# EXERCISE
Please return the listing below exactly, without any of its pictures.

# THE INPUT
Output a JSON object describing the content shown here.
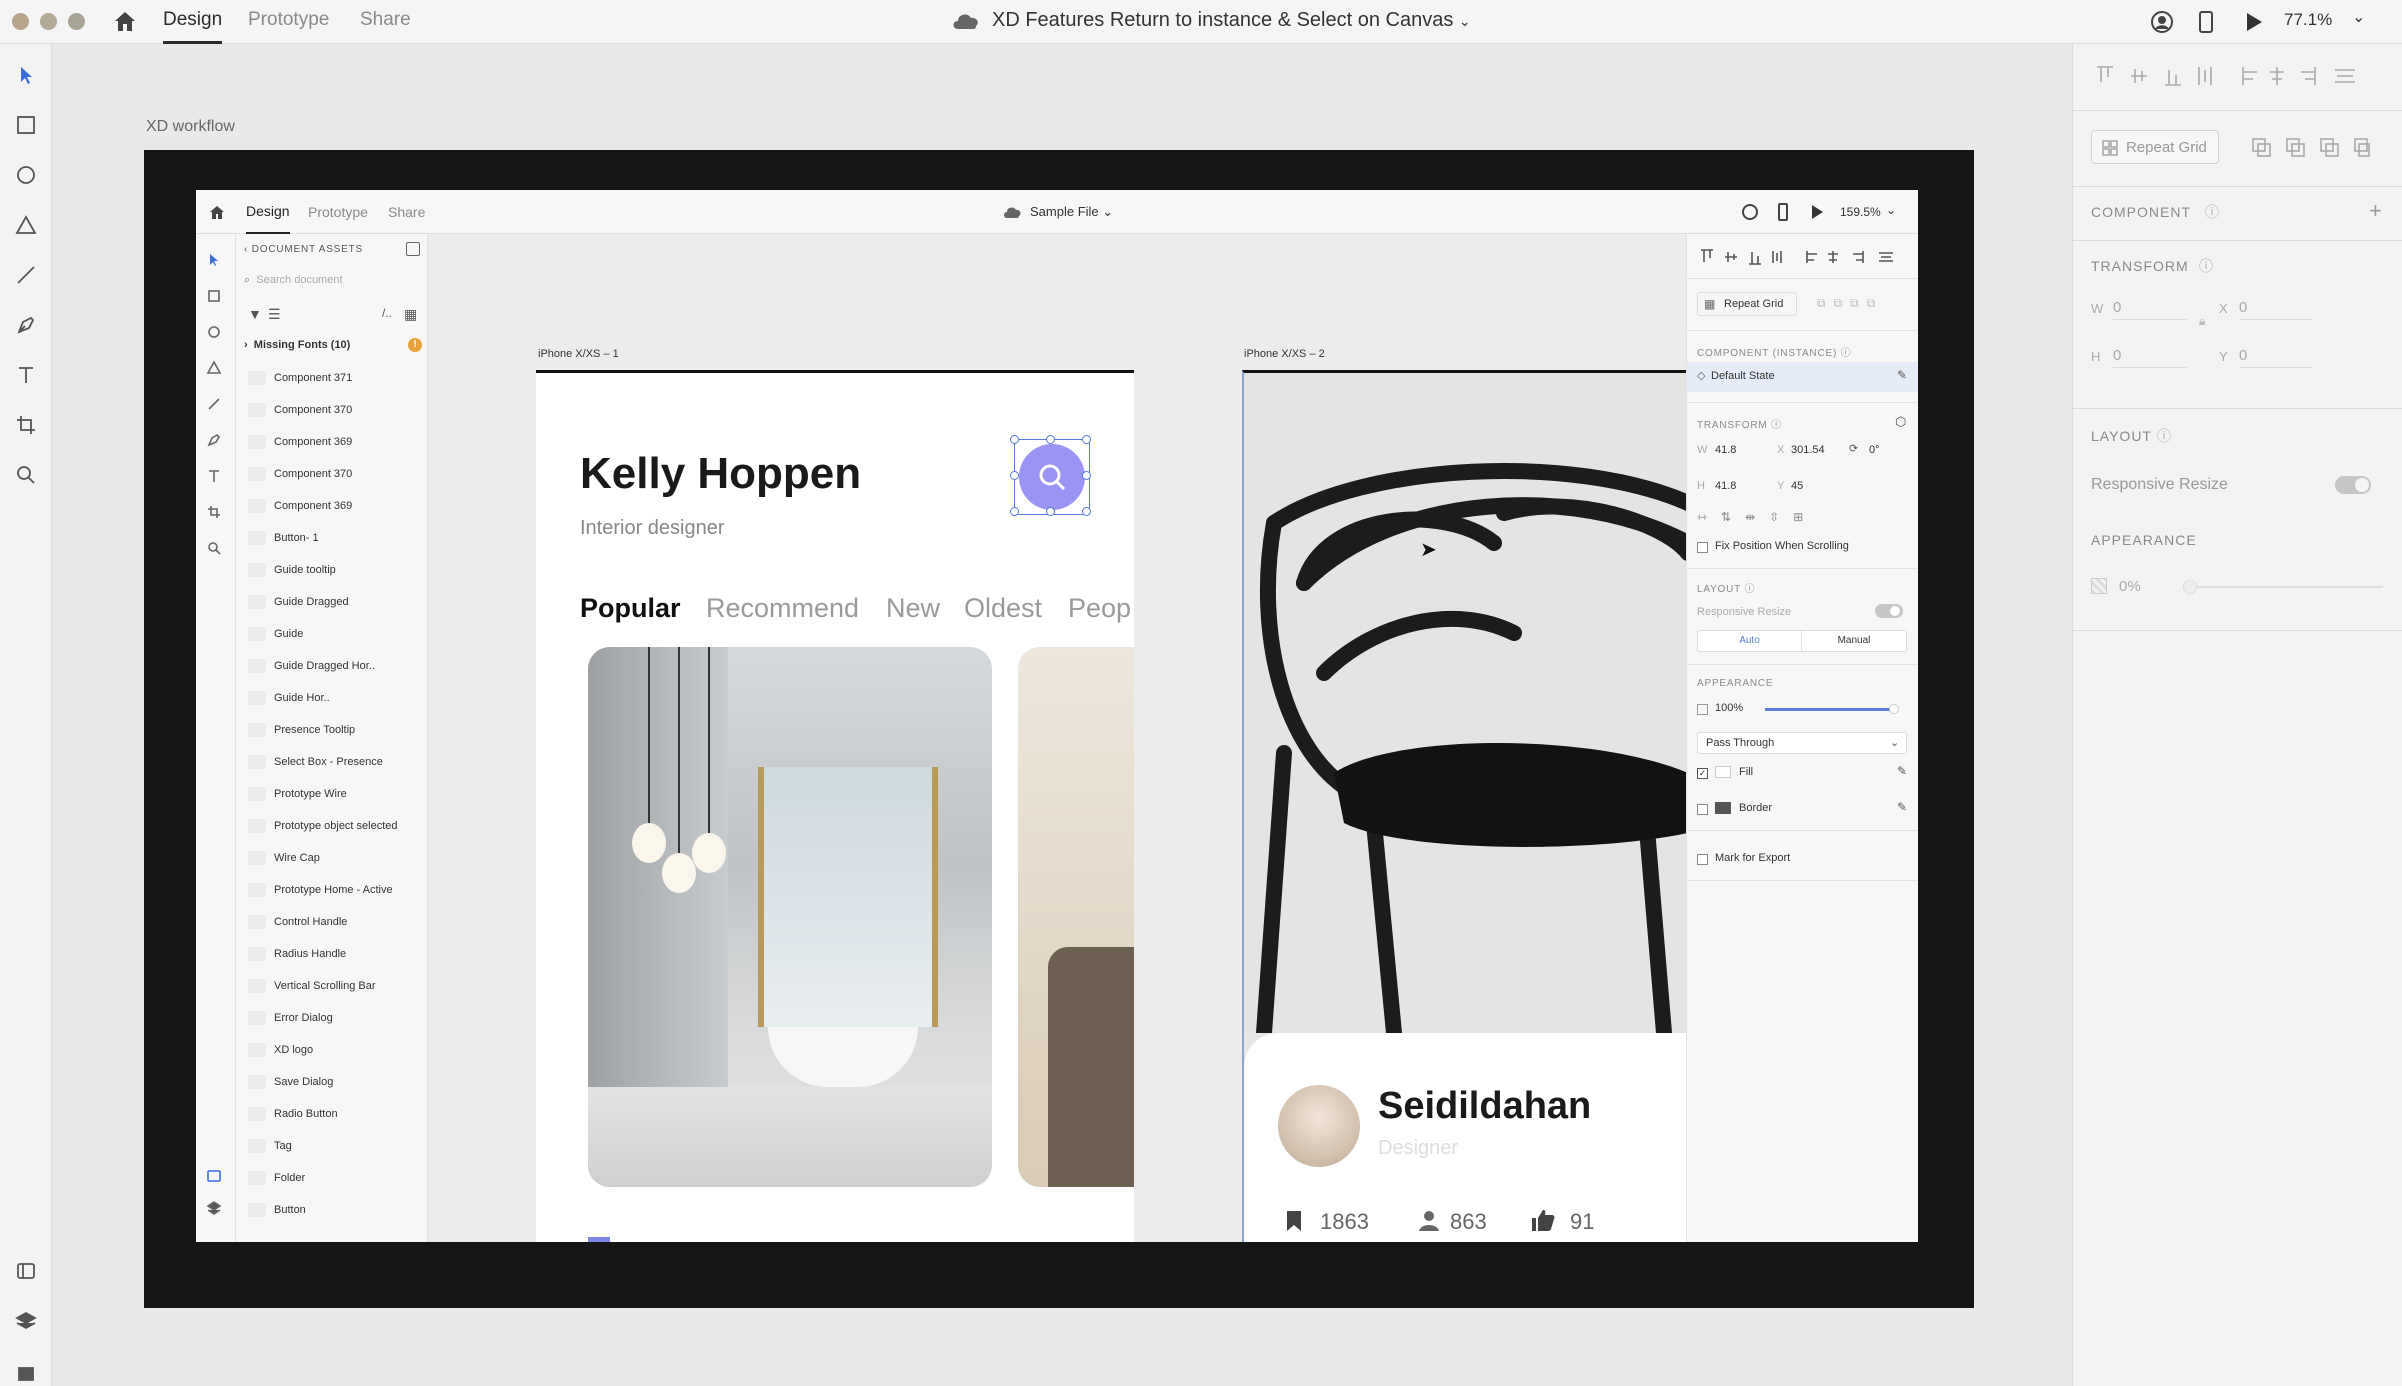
{
  "app": {
    "tabs": [
      "Design",
      "Prototype",
      "Share"
    ],
    "document_title": "XD Features Return to instance & Select on Canvas",
    "zoom": "77.1%"
  },
  "properties": {
    "repeat_grid": "Repeat Grid",
    "component_label": "COMPONENT",
    "transform_label": "TRANSFORM",
    "w_label": "W",
    "w_value": "0",
    "x_label": "X",
    "x_value": "0",
    "h_label": "H",
    "h_value": "0",
    "y_label": "Y",
    "y_value": "0",
    "layout_label": "LAYOUT",
    "responsive_resize": "Responsive Resize",
    "appearance_label": "APPEARANCE",
    "opacity": "0%"
  },
  "canvas": {
    "artboard_label": "XD workflow"
  },
  "inner_app": {
    "tabs": [
      "Design",
      "Prototype",
      "Share"
    ],
    "document_title": "Sample File",
    "zoom": "159.5%",
    "assets": {
      "header": "DOCUMENT ASSETS",
      "search_placeholder": "Search document",
      "missing_fonts": "Missing Fonts (10)",
      "items": [
        "Component 371",
        "Component 370",
        "Component 369",
        "Component 370",
        "Component 369",
        "Button- 1",
        "Guide tooltip",
        "Guide Dragged",
        "Guide",
        "Guide Dragged Hor..",
        "Guide Hor..",
        "Presence Tooltip",
        "Select Box - Presence",
        "Prototype Wire",
        "Prototype object selected",
        "Wire Cap",
        "Prototype Home - Active",
        "Control Handle",
        "Radius Handle",
        "Vertical Scrolling Bar",
        "Error Dialog",
        "XD logo",
        "Save Dialog",
        "Radio Button",
        "Tag",
        "Folder",
        "Button"
      ]
    },
    "props": {
      "repeat_grid": "Repeat Grid",
      "component_instance": "COMPONENT (INSTANCE)",
      "default_state": "Default State",
      "transform": "TRANSFORM",
      "w": "41.8",
      "x": "301.54",
      "rotation": "0°",
      "h": "41.8",
      "y": "45",
      "fix_position": "Fix Position When Scrolling",
      "layout": "LAYOUT",
      "responsive_resize": "Responsive Resize",
      "auto": "Auto",
      "manual": "Manual",
      "appearance": "APPEARANCE",
      "opacity": "100%",
      "blend_mode": "Pass Through",
      "fill": "Fill",
      "border": "Border",
      "mark_export": "Mark for Export"
    },
    "artboard1": {
      "label": "iPhone X/XS – 1",
      "name": "Kelly Hoppen",
      "role": "Interior designer",
      "tabs": [
        "Popular",
        "Recommend",
        "New",
        "Oldest",
        "Peop"
      ]
    },
    "artboard2": {
      "label": "iPhone X/XS – 2",
      "name": "Seidildahan",
      "role": "Designer",
      "bookmarks": "1863",
      "followers": "863",
      "likes": "91"
    }
  },
  "colors": {
    "accent_purple": "#9a94f4",
    "dark_frame": "#151515",
    "slider_blue": "#5b7fd6"
  }
}
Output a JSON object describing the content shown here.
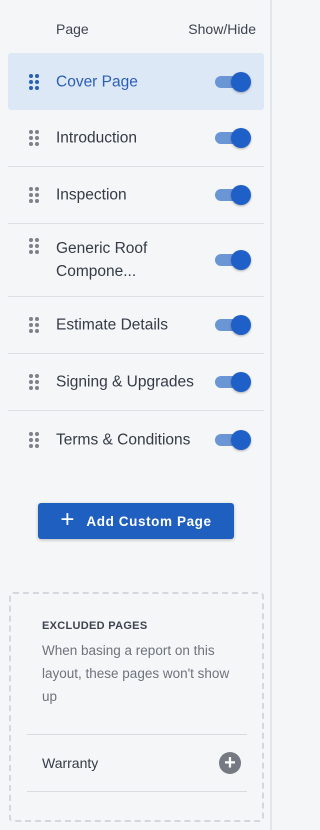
{
  "header": {
    "page_col": "Page",
    "show_hide_col": "Show/Hide"
  },
  "pages": [
    {
      "label": "Cover Page",
      "active": true,
      "shown": true
    },
    {
      "label": "Introduction",
      "active": false,
      "shown": true
    },
    {
      "label": "Inspection",
      "active": false,
      "shown": true
    },
    {
      "label": "Generic Roof Compone...",
      "active": false,
      "shown": true
    },
    {
      "label": "Estimate Details",
      "active": false,
      "shown": true
    },
    {
      "label": "Signing & Upgrades",
      "active": false,
      "shown": true
    },
    {
      "label": "Terms & Conditions",
      "active": false,
      "shown": true
    }
  ],
  "add_button": {
    "icon": "plus-icon",
    "label": "Add Custom Page"
  },
  "excluded": {
    "title": "EXCLUDED PAGES",
    "description": "When basing a report on this layout, these pages won't show up",
    "items": [
      {
        "label": "Warranty",
        "icon": "add-circle-icon"
      }
    ]
  },
  "colors": {
    "accent": "#1f5fc8",
    "active_bg": "#dde8f6",
    "toggle_track": "#6a96d6"
  }
}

# RESULT OF THE EXERCISE
Output a JSON object describing the content shown here.
{
  "app": {
    "tabs": [
      "Design",
      "Prototype",
      "Share"
    ],
    "document_title": "XD Features Return to instance & Select on Canvas",
    "zoom": "77.1%"
  },
  "properties": {
    "repeat_grid": "Repeat Grid",
    "component_label": "COMPONENT",
    "transform_label": "TRANSFORM",
    "w_label": "W",
    "w_value": "0",
    "x_label": "X",
    "x_value": "0",
    "h_label": "H",
    "h_value": "0",
    "y_label": "Y",
    "y_value": "0",
    "layout_label": "LAYOUT",
    "responsive_resize": "Responsive Resize",
    "appearance_label": "APPEARANCE",
    "opacity": "0%"
  },
  "canvas": {
    "artboard_label": "XD workflow"
  },
  "inner_app": {
    "tabs": [
      "Design",
      "Prototype",
      "Share"
    ],
    "document_title": "Sample File",
    "zoom": "159.5%",
    "assets": {
      "header": "DOCUMENT ASSETS",
      "search_placeholder": "Search document",
      "missing_fonts": "Missing Fonts (10)",
      "items": [
        "Component 371",
        "Component 370",
        "Component 369",
        "Component 370",
        "Component 369",
        "Button- 1",
        "Guide tooltip",
        "Guide Dragged",
        "Guide",
        "Guide Dragged Hor..",
        "Guide Hor..",
        "Presence Tooltip",
        "Select Box - Presence",
        "Prototype Wire",
        "Prototype object selected",
        "Wire Cap",
        "Prototype Home - Active",
        "Control Handle",
        "Radius Handle",
        "Vertical Scrolling Bar",
        "Error Dialog",
        "XD logo",
        "Save Dialog",
        "Radio Button",
        "Tag",
        "Folder",
        "Button"
      ]
    },
    "props": {
      "repeat_grid": "Repeat Grid",
      "component_instance": "COMPONENT (INSTANCE)",
      "default_state": "Default State",
      "transform": "TRANSFORM",
      "w": "41.8",
      "x": "301.54",
      "rotation": "0°",
      "h": "41.8",
      "y": "45",
      "fix_position": "Fix Position When Scrolling",
      "layout": "LAYOUT",
      "responsive_resize": "Responsive Resize",
      "auto": "Auto",
      "manual": "Manual",
      "appearance": "APPEARANCE",
      "opacity": "100%",
      "blend_mode": "Pass Through",
      "fill": "Fill",
      "border": "Border",
      "mark_export": "Mark for Export"
    },
    "artboard1": {
      "label": "iPhone X/XS – 1",
      "name": "Kelly Hoppen",
      "role": "Interior designer",
      "tabs": [
        "Popular",
        "Recommend",
        "New",
        "Oldest",
        "Peop"
      ]
    },
    "artboard2": {
      "label": "iPhone X/XS – 2",
      "name": "Seidildahan",
      "role": "Designer",
      "bookmarks": "1863",
      "followers": "863",
      "likes": "91"
    }
  },
  "colors": {
    "accent_purple": "#9a94f4",
    "dark_frame": "#151515",
    "slider_blue": "#5b7fd6"
  }
}
Output a JSON object describing the content shown here.
{
  "header": {
    "page_col": "Page",
    "show_hide_col": "Show/Hide"
  },
  "pages": [
    {
      "label": "Cover Page",
      "active": true,
      "shown": true
    },
    {
      "label": "Introduction",
      "active": false,
      "shown": true
    },
    {
      "label": "Inspection",
      "active": false,
      "shown": true
    },
    {
      "label": "Generic Roof Compone...",
      "active": false,
      "shown": true
    },
    {
      "label": "Estimate Details",
      "active": false,
      "shown": true
    },
    {
      "label": "Signing & Upgrades",
      "active": false,
      "shown": true
    },
    {
      "label": "Terms & Conditions",
      "active": false,
      "shown": true
    }
  ],
  "add_button": {
    "icon": "plus-icon",
    "label": "Add Custom Page"
  },
  "excluded": {
    "title": "EXCLUDED PAGES",
    "description": "When basing a report on this layout, these pages won't show up",
    "items": [
      {
        "label": "Warranty",
        "icon": "add-circle-icon"
      }
    ]
  },
  "colors": {
    "accent": "#1f5fc8",
    "active_bg": "#dde8f6",
    "toggle_track": "#6a96d6"
  }
}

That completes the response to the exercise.